■ **REQUIRED ACTION**:
How many lines in the records below contain the word "true"? Give only the number.

-=-=-

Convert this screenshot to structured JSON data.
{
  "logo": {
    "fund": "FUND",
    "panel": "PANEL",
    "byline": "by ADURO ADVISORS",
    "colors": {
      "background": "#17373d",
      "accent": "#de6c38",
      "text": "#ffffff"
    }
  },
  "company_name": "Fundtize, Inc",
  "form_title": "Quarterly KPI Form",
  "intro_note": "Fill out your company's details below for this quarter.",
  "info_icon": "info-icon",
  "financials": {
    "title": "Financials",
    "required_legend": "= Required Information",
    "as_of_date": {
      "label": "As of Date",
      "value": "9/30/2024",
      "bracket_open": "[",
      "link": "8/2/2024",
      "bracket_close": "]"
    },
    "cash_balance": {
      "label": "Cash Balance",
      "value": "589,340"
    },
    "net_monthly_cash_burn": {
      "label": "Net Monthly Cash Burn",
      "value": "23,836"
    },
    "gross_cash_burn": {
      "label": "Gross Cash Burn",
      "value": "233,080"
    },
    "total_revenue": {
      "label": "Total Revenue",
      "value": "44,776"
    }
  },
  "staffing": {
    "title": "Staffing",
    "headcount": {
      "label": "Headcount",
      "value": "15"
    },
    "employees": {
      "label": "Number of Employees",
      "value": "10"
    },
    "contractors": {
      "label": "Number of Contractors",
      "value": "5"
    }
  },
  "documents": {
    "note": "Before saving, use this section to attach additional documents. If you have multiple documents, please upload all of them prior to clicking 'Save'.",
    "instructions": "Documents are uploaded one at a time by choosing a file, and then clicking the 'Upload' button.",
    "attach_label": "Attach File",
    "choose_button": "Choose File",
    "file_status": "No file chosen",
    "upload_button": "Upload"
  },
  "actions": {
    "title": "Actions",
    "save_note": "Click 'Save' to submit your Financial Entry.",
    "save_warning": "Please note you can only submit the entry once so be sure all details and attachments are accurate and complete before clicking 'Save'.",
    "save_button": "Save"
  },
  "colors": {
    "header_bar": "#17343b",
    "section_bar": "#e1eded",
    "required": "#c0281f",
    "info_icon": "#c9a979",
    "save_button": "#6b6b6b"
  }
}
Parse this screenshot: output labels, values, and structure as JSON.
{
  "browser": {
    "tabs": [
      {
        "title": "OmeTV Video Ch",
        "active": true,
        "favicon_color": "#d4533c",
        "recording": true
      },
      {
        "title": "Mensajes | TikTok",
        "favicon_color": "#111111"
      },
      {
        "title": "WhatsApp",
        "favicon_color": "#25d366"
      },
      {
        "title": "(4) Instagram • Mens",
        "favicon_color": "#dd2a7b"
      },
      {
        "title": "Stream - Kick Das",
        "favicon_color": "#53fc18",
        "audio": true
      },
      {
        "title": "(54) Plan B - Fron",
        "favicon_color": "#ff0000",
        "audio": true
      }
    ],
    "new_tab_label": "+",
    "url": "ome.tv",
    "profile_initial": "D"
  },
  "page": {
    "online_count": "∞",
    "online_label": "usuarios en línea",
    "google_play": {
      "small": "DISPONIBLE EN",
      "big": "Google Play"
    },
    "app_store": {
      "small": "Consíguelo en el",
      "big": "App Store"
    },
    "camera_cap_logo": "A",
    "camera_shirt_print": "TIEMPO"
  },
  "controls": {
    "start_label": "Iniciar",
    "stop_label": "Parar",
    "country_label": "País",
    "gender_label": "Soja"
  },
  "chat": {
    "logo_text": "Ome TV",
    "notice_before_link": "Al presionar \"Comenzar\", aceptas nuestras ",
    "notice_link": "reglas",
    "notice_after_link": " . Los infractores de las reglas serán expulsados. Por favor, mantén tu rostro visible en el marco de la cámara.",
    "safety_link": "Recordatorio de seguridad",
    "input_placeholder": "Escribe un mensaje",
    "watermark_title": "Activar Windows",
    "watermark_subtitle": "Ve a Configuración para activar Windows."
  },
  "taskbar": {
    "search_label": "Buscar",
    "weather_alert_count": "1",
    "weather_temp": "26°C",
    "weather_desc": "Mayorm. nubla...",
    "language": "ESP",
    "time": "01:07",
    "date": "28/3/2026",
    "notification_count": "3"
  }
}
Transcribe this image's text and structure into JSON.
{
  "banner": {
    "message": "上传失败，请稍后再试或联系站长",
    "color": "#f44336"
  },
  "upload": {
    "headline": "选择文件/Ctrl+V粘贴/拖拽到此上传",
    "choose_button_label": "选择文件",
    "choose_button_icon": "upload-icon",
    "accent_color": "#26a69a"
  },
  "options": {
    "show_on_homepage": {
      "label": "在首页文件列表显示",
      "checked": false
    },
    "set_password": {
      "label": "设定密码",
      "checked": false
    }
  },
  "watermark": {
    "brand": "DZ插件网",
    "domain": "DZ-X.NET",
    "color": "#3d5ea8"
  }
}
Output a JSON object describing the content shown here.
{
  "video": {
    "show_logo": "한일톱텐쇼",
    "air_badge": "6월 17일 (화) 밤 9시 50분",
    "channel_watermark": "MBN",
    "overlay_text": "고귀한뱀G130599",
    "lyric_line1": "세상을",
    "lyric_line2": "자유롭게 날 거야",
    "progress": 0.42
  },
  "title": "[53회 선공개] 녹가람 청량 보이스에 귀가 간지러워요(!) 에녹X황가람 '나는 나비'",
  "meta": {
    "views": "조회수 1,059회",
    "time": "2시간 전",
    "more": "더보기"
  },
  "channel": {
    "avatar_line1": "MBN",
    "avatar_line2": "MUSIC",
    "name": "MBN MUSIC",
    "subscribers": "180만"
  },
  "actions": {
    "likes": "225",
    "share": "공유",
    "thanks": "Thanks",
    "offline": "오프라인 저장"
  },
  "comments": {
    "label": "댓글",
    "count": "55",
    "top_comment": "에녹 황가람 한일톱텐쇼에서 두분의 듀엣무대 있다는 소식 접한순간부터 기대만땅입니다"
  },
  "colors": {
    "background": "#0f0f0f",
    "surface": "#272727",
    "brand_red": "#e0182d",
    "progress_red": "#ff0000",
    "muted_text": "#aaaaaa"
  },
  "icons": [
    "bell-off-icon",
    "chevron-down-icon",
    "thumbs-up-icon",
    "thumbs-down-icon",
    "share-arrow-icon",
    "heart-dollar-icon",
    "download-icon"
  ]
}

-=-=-

■ **YOUR RESPONSE**:
4